TASK OBJECTIVE> The response has to reproduce all entries exactly while excluding their pictures.
===== DATA SUPPLIED
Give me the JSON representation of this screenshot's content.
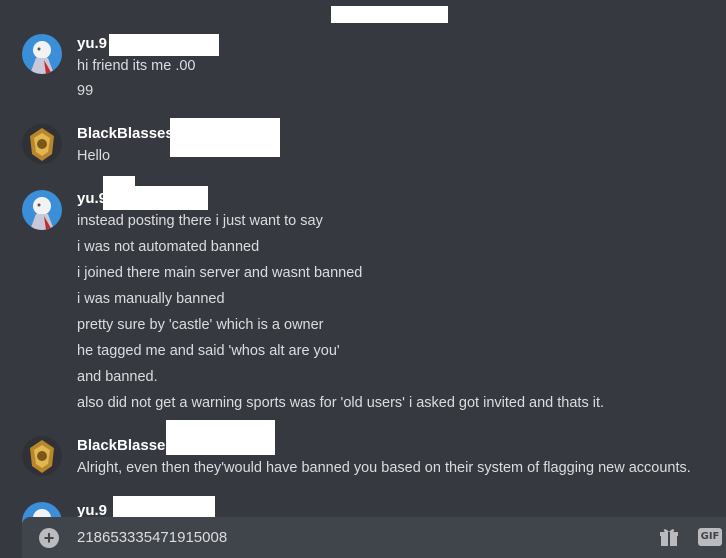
{
  "messages": [
    {
      "username": "yu.9",
      "avatar_icon": "anime-character-avatar-icon",
      "lines": [
        "hi friend its me .00",
        "99"
      ]
    },
    {
      "username": "BlackBlasses",
      "avatar_icon": "gold-emblem-avatar-icon",
      "lines": [
        "Hello"
      ]
    },
    {
      "username": "yu.9",
      "avatar_icon": "anime-character-avatar-icon",
      "lines": [
        "instead posting there i just want to say",
        "i was not automated banned",
        "i joined there main server and wasnt banned",
        "i was manually banned",
        "pretty sure by 'castle' which is  a owner",
        "he tagged me and said 'whos alt are you'",
        "and banned.",
        "also did not get a warning sports was for 'old users' i asked got invited and thats it."
      ]
    },
    {
      "username": "BlackBlasses",
      "avatar_icon": "gold-emblem-avatar-icon",
      "lines": [
        "Alright, even then they'would have banned you based on their system of flagging new accounts."
      ]
    },
    {
      "username": "yu.9",
      "avatar_icon": "anime-character-avatar-icon",
      "lines": []
    }
  ],
  "composer": {
    "value": "218653335471915008",
    "add_icon": "plus-circle-icon",
    "gift_icon": "gift-icon",
    "gif_label": "GIF"
  },
  "colors": {
    "background": "#36393f",
    "composer_bg": "#40444b",
    "text": "#dcddde",
    "username": "#ffffff"
  }
}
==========
RESPONSE BELOW>
Give me the JSON representation of this screenshot's content.
{
  "messages": [
    {
      "username": "yu.9",
      "avatar_icon": "anime-character-avatar-icon",
      "lines": [
        "hi friend its me .00",
        "99"
      ]
    },
    {
      "username": "BlackBlasses",
      "avatar_icon": "gold-emblem-avatar-icon",
      "lines": [
        "Hello"
      ]
    },
    {
      "username": "yu.9",
      "avatar_icon": "anime-character-avatar-icon",
      "lines": [
        "instead posting there i just want to say",
        "i was not automated banned",
        "i joined there main server and wasnt banned",
        "i was manually banned",
        "pretty sure by 'castle' which is  a owner",
        "he tagged me and said 'whos alt are you'",
        "and banned.",
        "also did not get a warning sports was for 'old users' i asked got invited and thats it."
      ]
    },
    {
      "username": "BlackBlasses",
      "avatar_icon": "gold-emblem-avatar-icon",
      "lines": [
        "Alright, even then they'would have banned you based on their system of flagging new accounts."
      ]
    },
    {
      "username": "yu.9",
      "avatar_icon": "anime-character-avatar-icon",
      "lines": []
    }
  ],
  "composer": {
    "value": "218653335471915008",
    "add_icon": "plus-circle-icon",
    "gift_icon": "gift-icon",
    "gif_label": "GIF"
  },
  "colors": {
    "background": "#36393f",
    "composer_bg": "#40444b",
    "text": "#dcddde",
    "username": "#ffffff"
  }
}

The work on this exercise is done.